**Problem statement:** Lines containing the word "icon" are the ones to copy from the records below.

**Given entries:**
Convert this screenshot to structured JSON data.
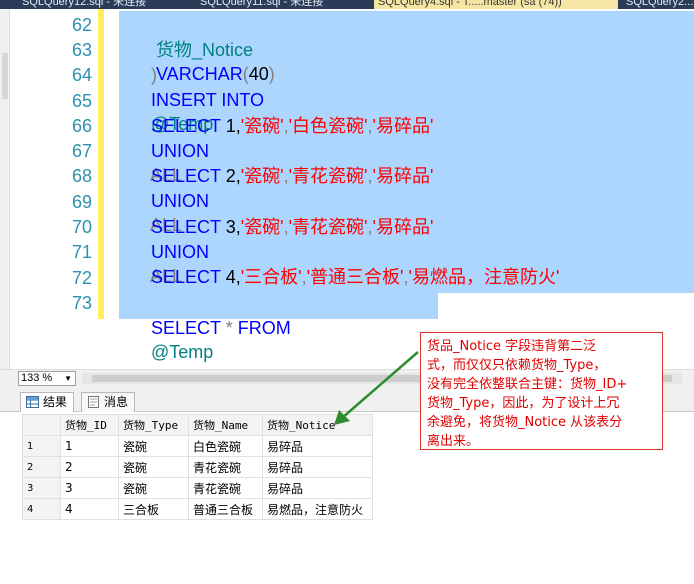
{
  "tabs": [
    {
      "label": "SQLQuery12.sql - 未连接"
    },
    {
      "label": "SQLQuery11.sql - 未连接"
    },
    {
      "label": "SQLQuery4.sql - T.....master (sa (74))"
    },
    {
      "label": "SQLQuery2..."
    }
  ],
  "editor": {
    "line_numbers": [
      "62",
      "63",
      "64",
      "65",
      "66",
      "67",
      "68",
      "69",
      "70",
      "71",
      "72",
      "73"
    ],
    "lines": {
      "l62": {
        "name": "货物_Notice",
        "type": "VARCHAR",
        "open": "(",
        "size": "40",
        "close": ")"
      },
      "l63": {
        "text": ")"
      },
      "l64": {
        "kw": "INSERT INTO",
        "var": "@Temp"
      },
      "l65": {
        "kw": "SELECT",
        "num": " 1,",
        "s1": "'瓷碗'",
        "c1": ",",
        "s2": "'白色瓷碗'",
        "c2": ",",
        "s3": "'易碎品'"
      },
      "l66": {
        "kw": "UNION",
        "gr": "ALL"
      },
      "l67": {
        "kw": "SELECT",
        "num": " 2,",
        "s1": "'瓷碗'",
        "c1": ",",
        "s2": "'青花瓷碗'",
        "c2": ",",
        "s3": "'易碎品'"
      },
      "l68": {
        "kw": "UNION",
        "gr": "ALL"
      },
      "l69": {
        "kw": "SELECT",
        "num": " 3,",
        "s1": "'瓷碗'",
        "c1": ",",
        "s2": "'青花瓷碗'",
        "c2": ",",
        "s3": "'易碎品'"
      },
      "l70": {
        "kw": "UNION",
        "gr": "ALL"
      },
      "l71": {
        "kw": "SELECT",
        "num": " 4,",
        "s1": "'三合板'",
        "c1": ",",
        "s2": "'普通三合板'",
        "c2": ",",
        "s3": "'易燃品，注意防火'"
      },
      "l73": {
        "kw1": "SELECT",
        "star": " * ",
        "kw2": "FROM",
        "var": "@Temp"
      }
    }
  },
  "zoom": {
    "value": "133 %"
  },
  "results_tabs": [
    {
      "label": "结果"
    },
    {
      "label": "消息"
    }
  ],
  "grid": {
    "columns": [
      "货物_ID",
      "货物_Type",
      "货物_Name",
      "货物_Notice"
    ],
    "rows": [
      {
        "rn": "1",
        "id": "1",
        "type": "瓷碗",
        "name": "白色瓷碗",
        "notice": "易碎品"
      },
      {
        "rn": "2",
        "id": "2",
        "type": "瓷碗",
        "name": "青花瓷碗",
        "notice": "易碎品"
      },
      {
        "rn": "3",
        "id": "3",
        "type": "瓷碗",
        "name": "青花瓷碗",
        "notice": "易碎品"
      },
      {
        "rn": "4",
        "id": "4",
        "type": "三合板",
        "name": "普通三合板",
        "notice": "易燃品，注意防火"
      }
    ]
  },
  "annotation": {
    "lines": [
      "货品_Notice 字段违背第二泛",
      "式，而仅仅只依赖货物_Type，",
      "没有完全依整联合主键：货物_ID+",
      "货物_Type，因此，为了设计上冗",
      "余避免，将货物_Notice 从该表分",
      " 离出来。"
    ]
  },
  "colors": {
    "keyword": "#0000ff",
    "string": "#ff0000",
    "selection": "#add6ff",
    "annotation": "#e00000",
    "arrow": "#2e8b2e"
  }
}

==

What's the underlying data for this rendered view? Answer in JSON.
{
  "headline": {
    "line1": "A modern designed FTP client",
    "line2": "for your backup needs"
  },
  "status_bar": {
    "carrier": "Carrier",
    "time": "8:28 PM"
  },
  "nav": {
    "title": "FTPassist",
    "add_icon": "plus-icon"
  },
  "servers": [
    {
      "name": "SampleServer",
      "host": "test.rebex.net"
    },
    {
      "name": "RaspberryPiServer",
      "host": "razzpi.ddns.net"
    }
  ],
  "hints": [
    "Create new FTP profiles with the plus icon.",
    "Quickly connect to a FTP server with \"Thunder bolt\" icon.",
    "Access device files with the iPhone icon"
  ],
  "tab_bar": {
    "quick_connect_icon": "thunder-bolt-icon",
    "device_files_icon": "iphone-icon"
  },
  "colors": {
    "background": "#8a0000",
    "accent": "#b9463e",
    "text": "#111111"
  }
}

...

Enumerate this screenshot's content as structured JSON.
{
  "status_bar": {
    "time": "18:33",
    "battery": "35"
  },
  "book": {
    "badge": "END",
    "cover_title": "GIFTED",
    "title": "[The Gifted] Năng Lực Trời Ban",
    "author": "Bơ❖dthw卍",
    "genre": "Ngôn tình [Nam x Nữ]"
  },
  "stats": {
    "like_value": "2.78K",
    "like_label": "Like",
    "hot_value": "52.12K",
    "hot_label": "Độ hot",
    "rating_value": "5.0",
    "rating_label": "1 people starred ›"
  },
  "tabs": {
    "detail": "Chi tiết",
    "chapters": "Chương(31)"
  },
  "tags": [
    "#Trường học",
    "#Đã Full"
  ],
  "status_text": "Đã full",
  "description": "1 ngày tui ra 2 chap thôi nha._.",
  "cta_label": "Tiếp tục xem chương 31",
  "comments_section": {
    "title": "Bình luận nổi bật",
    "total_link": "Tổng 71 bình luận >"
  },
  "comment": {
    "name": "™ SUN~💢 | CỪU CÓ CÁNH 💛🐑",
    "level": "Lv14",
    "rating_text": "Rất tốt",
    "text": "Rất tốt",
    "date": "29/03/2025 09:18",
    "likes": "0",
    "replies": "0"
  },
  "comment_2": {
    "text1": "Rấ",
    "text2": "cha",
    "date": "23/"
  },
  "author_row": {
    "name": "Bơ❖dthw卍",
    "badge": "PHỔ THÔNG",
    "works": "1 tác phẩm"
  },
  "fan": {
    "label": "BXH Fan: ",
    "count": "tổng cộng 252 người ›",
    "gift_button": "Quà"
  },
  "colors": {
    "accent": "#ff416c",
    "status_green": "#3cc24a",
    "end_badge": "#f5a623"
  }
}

**Answer:**
    "add_icon": "plus-icon"
    "Create new FTP profiles with the plus icon.",
    "Quickly connect to a FTP server with \"Thunder bolt\" icon.",
    "Access device files with the iPhone icon"
    "quick_connect_icon": "thunder-bolt-icon",
    "device_files_icon": "iphone-icon"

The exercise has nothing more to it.